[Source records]
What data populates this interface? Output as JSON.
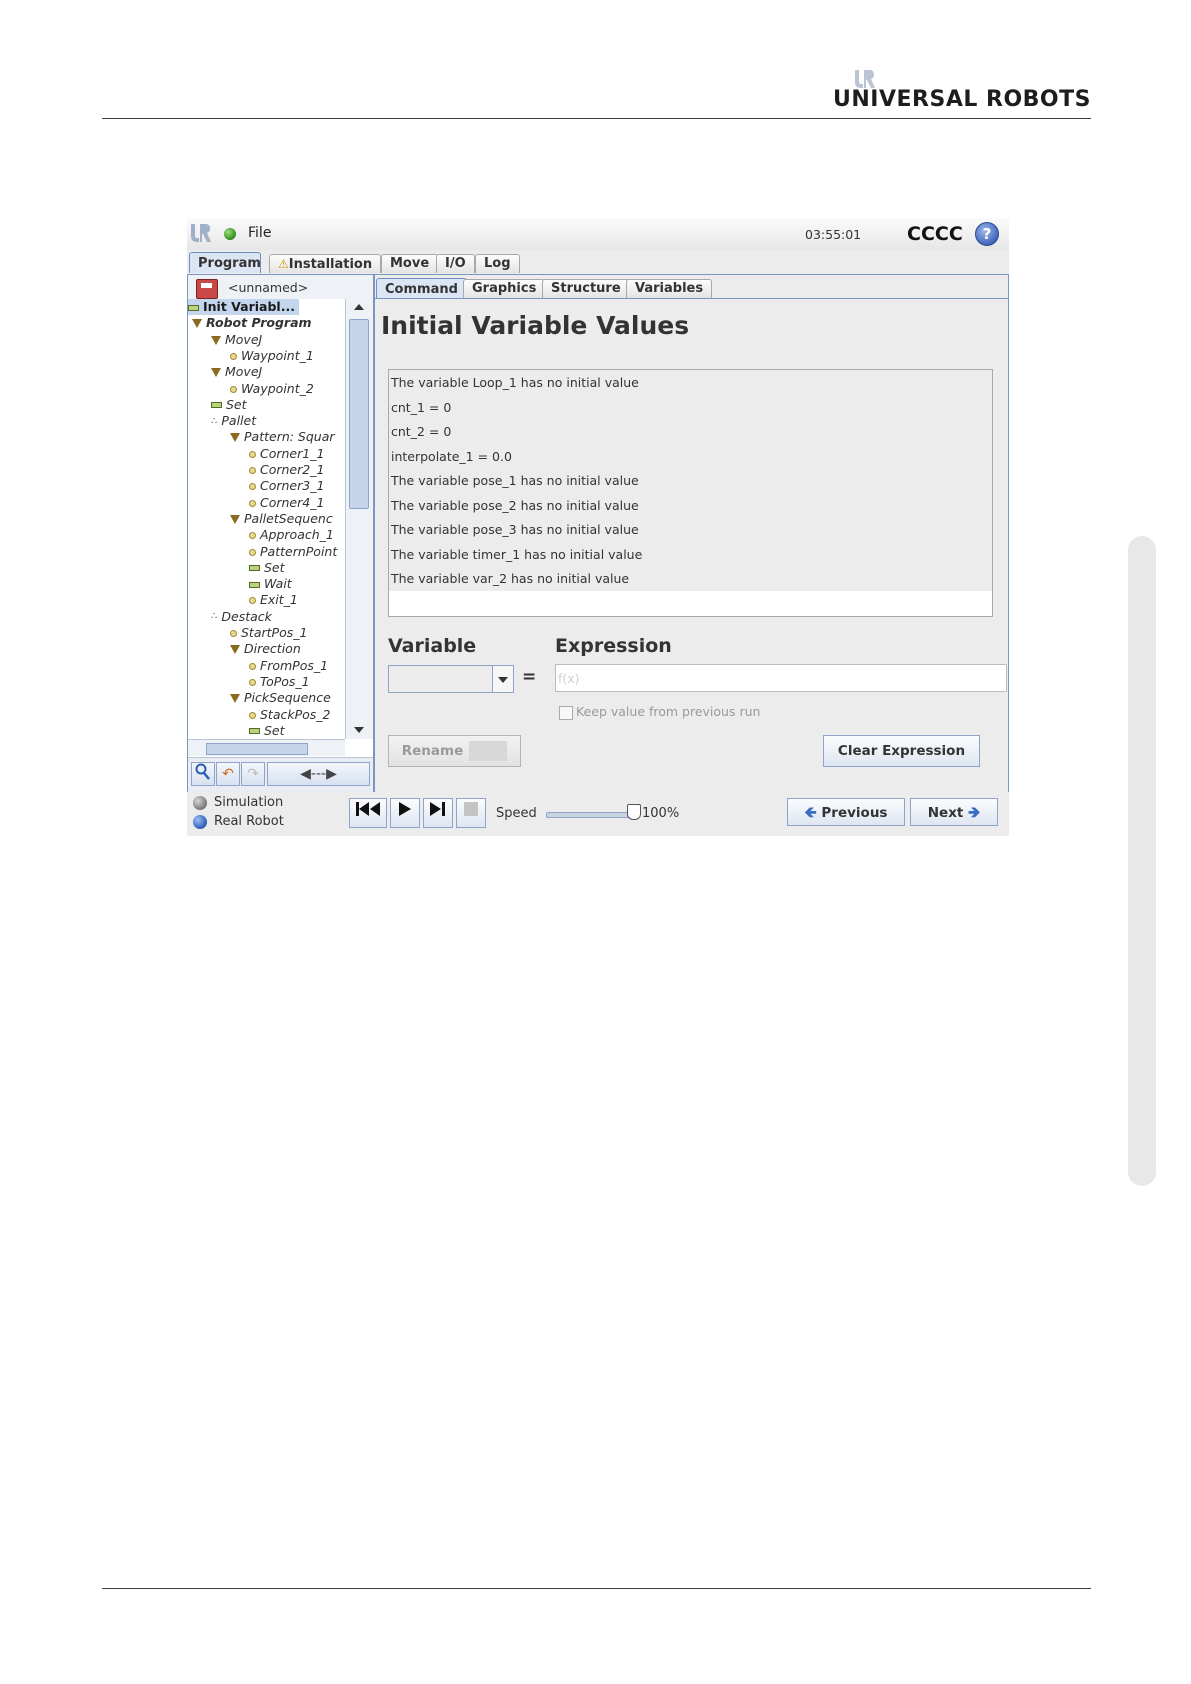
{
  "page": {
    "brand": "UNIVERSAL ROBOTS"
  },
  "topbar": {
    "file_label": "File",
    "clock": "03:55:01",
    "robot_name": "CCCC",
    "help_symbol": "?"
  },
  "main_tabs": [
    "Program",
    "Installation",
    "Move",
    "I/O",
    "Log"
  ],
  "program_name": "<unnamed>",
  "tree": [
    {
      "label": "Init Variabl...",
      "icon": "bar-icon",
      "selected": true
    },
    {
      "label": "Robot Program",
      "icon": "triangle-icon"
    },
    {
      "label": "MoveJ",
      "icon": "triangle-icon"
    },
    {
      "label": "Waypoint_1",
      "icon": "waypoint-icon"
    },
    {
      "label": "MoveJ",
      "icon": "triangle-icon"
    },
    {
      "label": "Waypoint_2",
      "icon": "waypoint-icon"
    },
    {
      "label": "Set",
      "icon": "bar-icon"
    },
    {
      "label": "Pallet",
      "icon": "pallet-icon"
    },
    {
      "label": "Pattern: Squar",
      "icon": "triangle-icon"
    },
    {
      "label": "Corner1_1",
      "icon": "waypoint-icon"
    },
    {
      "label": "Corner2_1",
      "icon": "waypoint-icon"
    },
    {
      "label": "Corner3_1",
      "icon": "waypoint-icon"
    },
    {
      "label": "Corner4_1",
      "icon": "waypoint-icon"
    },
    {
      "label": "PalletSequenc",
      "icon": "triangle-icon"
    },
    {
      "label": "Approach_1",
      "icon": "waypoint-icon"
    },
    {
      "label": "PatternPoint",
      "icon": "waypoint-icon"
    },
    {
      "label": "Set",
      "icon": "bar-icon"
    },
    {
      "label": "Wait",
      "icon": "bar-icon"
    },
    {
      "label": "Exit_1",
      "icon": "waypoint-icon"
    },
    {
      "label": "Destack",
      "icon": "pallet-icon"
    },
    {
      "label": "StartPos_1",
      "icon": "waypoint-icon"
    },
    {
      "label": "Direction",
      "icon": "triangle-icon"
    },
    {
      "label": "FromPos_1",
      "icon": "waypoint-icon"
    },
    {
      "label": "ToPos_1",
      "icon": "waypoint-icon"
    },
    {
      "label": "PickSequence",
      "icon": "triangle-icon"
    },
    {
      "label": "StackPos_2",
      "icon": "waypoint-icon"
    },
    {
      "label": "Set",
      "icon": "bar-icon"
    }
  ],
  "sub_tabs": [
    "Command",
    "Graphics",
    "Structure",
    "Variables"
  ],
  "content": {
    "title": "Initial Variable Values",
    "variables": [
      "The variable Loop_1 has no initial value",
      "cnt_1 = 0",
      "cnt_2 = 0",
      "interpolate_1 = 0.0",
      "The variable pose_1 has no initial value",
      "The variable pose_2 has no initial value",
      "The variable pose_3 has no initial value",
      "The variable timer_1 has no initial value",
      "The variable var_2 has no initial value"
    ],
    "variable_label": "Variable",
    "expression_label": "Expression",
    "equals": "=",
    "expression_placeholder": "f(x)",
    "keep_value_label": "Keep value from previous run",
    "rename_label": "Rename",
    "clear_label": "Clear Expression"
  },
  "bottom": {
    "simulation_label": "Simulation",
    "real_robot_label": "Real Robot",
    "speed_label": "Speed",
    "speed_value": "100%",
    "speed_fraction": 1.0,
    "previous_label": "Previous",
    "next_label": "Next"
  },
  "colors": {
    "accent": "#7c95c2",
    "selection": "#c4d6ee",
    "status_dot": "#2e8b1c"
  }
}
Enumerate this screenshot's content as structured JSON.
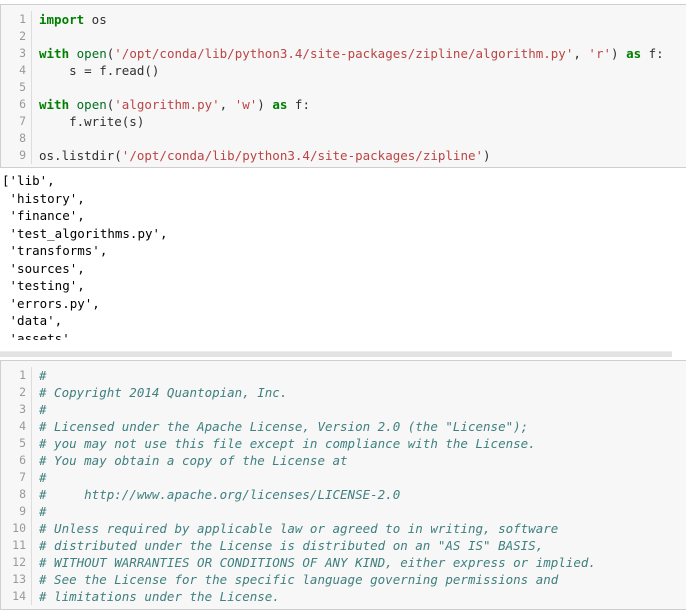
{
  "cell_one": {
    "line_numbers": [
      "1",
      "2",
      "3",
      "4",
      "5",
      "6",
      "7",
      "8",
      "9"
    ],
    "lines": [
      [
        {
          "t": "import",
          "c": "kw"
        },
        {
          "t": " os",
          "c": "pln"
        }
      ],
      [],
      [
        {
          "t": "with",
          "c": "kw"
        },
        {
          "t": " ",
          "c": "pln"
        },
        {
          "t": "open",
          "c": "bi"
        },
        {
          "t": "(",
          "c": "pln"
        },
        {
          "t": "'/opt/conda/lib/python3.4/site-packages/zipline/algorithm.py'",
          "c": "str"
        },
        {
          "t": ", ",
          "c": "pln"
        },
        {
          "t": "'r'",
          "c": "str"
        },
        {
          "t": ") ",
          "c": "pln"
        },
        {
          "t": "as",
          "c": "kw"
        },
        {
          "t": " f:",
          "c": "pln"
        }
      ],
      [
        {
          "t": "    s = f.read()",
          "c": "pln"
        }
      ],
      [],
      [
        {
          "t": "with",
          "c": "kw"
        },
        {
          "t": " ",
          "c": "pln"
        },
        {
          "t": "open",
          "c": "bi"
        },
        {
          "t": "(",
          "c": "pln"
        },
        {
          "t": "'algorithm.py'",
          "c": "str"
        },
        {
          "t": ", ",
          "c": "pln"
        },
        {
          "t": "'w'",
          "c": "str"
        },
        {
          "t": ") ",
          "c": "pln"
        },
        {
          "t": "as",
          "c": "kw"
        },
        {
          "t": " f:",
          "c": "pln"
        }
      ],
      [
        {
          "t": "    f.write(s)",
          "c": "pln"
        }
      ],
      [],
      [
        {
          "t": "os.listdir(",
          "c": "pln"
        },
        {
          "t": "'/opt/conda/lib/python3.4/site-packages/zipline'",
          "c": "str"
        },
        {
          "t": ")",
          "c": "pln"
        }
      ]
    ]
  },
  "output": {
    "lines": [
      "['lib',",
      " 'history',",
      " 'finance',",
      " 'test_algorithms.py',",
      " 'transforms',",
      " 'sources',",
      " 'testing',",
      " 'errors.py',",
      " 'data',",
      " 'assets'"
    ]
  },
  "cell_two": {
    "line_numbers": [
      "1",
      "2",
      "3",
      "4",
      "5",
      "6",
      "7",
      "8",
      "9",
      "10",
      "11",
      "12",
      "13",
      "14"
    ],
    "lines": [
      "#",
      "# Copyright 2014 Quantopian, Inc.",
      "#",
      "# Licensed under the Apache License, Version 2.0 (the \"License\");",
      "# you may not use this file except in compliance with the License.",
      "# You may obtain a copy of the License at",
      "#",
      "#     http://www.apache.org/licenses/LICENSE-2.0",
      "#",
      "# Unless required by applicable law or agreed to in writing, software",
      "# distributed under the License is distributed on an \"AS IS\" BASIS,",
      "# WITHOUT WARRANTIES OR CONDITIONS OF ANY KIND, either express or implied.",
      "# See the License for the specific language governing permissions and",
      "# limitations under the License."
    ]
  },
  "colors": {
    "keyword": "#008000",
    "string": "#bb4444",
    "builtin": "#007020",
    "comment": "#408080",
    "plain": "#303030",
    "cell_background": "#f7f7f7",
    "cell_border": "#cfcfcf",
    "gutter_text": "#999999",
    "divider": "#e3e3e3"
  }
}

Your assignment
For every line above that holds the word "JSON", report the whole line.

Final answer
What data populates this interface? Output as JSON.
Enumerate this screenshot's content as structured JSON.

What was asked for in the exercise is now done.